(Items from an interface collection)

────────────────

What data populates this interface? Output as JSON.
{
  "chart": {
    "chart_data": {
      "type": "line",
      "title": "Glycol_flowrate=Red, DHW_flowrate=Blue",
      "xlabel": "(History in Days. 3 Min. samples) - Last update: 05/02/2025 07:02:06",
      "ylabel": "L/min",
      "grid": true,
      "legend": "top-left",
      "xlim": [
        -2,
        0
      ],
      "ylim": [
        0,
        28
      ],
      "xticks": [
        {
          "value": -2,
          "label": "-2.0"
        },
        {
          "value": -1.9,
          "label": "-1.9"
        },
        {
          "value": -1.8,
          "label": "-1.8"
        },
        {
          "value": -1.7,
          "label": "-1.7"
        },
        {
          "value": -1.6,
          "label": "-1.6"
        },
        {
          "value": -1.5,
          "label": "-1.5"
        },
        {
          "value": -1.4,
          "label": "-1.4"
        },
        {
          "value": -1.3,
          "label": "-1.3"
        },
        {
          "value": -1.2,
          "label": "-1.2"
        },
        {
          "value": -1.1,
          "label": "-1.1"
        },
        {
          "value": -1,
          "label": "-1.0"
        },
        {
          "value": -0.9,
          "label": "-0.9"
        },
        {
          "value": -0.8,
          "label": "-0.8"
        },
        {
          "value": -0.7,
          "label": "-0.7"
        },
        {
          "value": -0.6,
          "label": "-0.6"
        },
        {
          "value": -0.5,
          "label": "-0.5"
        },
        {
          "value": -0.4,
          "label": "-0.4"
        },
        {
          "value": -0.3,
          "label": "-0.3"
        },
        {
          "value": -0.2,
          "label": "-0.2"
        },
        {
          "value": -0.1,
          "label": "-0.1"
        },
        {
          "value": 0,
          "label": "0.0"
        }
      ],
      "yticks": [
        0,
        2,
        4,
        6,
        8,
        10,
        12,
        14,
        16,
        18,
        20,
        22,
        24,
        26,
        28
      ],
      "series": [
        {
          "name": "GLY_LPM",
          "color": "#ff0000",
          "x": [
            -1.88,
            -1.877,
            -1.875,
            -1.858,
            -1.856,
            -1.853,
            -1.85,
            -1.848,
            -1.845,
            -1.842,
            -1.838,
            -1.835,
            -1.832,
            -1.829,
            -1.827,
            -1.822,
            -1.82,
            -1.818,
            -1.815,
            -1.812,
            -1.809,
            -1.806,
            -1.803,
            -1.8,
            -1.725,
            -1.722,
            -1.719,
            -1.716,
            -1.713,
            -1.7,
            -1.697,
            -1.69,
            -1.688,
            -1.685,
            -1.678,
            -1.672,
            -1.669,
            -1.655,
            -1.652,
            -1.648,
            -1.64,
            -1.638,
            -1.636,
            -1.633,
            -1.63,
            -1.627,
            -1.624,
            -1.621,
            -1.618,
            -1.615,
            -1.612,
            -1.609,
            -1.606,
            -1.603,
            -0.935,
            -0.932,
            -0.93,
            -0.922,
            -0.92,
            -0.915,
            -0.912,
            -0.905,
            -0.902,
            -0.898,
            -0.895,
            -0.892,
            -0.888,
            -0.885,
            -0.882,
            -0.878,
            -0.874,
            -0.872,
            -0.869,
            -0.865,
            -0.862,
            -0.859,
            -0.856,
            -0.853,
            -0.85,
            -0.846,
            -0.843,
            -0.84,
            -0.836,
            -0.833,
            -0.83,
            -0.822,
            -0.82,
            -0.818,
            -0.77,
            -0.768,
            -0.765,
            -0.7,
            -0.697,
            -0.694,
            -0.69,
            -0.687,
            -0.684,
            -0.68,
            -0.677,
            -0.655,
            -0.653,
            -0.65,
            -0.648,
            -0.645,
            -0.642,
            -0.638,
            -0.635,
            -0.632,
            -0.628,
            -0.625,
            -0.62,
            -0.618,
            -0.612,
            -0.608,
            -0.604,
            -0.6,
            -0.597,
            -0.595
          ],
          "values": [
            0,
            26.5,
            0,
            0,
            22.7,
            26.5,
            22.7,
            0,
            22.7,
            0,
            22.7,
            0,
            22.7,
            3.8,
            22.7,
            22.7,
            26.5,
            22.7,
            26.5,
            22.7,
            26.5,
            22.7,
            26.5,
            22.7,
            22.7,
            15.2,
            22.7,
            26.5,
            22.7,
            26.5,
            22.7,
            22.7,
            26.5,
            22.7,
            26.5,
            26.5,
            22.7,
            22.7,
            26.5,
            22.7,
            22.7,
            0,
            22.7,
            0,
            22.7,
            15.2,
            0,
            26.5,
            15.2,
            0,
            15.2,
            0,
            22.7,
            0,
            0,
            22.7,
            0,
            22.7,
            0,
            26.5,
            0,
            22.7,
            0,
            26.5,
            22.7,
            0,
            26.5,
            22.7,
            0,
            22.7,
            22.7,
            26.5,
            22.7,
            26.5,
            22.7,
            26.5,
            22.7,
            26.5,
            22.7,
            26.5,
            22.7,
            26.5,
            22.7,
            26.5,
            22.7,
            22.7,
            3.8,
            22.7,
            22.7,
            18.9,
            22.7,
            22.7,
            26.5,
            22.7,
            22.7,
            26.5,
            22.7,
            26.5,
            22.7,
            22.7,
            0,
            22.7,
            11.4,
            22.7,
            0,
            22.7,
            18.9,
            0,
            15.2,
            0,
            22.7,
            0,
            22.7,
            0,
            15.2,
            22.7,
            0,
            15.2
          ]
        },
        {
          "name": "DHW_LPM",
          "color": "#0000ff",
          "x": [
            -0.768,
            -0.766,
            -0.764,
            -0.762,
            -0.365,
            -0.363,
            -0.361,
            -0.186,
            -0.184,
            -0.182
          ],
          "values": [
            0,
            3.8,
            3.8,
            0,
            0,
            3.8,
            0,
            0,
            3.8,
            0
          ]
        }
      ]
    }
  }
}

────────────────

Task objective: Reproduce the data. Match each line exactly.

Answer below:
What data populates this interface? Output as JSON.
{
  "chart": {
    "chart_data": {
      "type": "line",
      "title": "Glycol_flowrate=Red, DHW_flowrate=Blue",
      "xlabel": "(History in Days. 3 Min. samples) - Last update: 05/02/2025 07:02:06",
      "ylabel": "L/min",
      "grid": true,
      "legend": "top-left",
      "xlim": [
        -2,
        0
      ],
      "ylim": [
        0,
        28
      ],
      "xticks": [
        {
          "value": -2,
          "label": "-2.0"
        },
        {
          "value": -1.9,
          "label": "-1.9"
        },
        {
          "value": -1.8,
          "label": "-1.8"
        },
        {
          "value": -1.7,
          "label": "-1.7"
        },
        {
          "value": -1.6,
          "label": "-1.6"
        },
        {
          "value": -1.5,
          "label": "-1.5"
        },
        {
          "value": -1.4,
          "label": "-1.4"
        },
        {
          "value": -1.3,
          "label": "-1.3"
        },
        {
          "value": -1.2,
          "label": "-1.2"
        },
        {
          "value": -1.1,
          "label": "-1.1"
        },
        {
          "value": -1,
          "label": "-1.0"
        },
        {
          "value": -0.9,
          "label": "-0.9"
        },
        {
          "value": -0.8,
          "label": "-0.8"
        },
        {
          "value": -0.7,
          "label": "-0.7"
        },
        {
          "value": -0.6,
          "label": "-0.6"
        },
        {
          "value": -0.5,
          "label": "-0.5"
        },
        {
          "value": -0.4,
          "label": "-0.4"
        },
        {
          "value": -0.3,
          "label": "-0.3"
        },
        {
          "value": -0.2,
          "label": "-0.2"
        },
        {
          "value": -0.1,
          "label": "-0.1"
        },
        {
          "value": 0,
          "label": "0.0"
        }
      ],
      "yticks": [
        0,
        2,
        4,
        6,
        8,
        10,
        12,
        14,
        16,
        18,
        20,
        22,
        24,
        26,
        28
      ],
      "series": [
        {
          "name": "GLY_LPM",
          "color": "#ff0000",
          "x": [
            -1.88,
            -1.877,
            -1.875,
            -1.858,
            -1.856,
            -1.853,
            -1.85,
            -1.848,
            -1.845,
            -1.842,
            -1.838,
            -1.835,
            -1.832,
            -1.829,
            -1.827,
            -1.822,
            -1.82,
            -1.818,
            -1.815,
            -1.812,
            -1.809,
            -1.806,
            -1.803,
            -1.8,
            -1.725,
            -1.722,
            -1.719,
            -1.716,
            -1.713,
            -1.7,
            -1.697,
            -1.69,
            -1.688,
            -1.685,
            -1.678,
            -1.672,
            -1.669,
            -1.655,
            -1.652,
            -1.648,
            -1.64,
            -1.638,
            -1.636,
            -1.633,
            -1.63,
            -1.627,
            -1.624,
            -1.621,
            -1.618,
            -1.615,
            -1.612,
            -1.609,
            -1.606,
            -1.603,
            -0.935,
            -0.932,
            -0.93,
            -0.922,
            -0.92,
            -0.915,
            -0.912,
            -0.905,
            -0.902,
            -0.898,
            -0.895,
            -0.892,
            -0.888,
            -0.885,
            -0.882,
            -0.878,
            -0.874,
            -0.872,
            -0.869,
            -0.865,
            -0.862,
            -0.859,
            -0.856,
            -0.853,
            -0.85,
            -0.846,
            -0.843,
            -0.84,
            -0.836,
            -0.833,
            -0.83,
            -0.822,
            -0.82,
            -0.818,
            -0.77,
            -0.768,
            -0.765,
            -0.7,
            -0.697,
            -0.694,
            -0.69,
            -0.687,
            -0.684,
            -0.68,
            -0.677,
            -0.655,
            -0.653,
            -0.65,
            -0.648,
            -0.645,
            -0.642,
            -0.638,
            -0.635,
            -0.632,
            -0.628,
            -0.625,
            -0.62,
            -0.618,
            -0.612,
            -0.608,
            -0.604,
            -0.6,
            -0.597,
            -0.595
          ],
          "values": [
            0,
            26.5,
            0,
            0,
            22.7,
            26.5,
            22.7,
            0,
            22.7,
            0,
            22.7,
            0,
            22.7,
            3.8,
            22.7,
            22.7,
            26.5,
            22.7,
            26.5,
            22.7,
            26.5,
            22.7,
            26.5,
            22.7,
            22.7,
            15.2,
            22.7,
            26.5,
            22.7,
            26.5,
            22.7,
            22.7,
            26.5,
            22.7,
            26.5,
            26.5,
            22.7,
            22.7,
            26.5,
            22.7,
            22.7,
            0,
            22.7,
            0,
            22.7,
            15.2,
            0,
            26.5,
            15.2,
            0,
            15.2,
            0,
            22.7,
            0,
            0,
            22.7,
            0,
            22.7,
            0,
            26.5,
            0,
            22.7,
            0,
            26.5,
            22.7,
            0,
            26.5,
            22.7,
            0,
            22.7,
            22.7,
            26.5,
            22.7,
            26.5,
            22.7,
            26.5,
            22.7,
            26.5,
            22.7,
            26.5,
            22.7,
            26.5,
            22.7,
            26.5,
            22.7,
            22.7,
            3.8,
            22.7,
            22.7,
            18.9,
            22.7,
            22.7,
            26.5,
            22.7,
            22.7,
            26.5,
            22.7,
            26.5,
            22.7,
            22.7,
            0,
            22.7,
            11.4,
            22.7,
            0,
            22.7,
            18.9,
            0,
            15.2,
            0,
            22.7,
            0,
            22.7,
            0,
            15.2,
            22.7,
            0,
            15.2
          ]
        },
        {
          "name": "DHW_LPM",
          "color": "#0000ff",
          "x": [
            -0.768,
            -0.766,
            -0.764,
            -0.762,
            -0.365,
            -0.363,
            -0.361,
            -0.186,
            -0.184,
            -0.182
          ],
          "values": [
            0,
            3.8,
            3.8,
            0,
            0,
            3.8,
            0,
            0,
            3.8,
            0
          ]
        }
      ]
    }
  }
}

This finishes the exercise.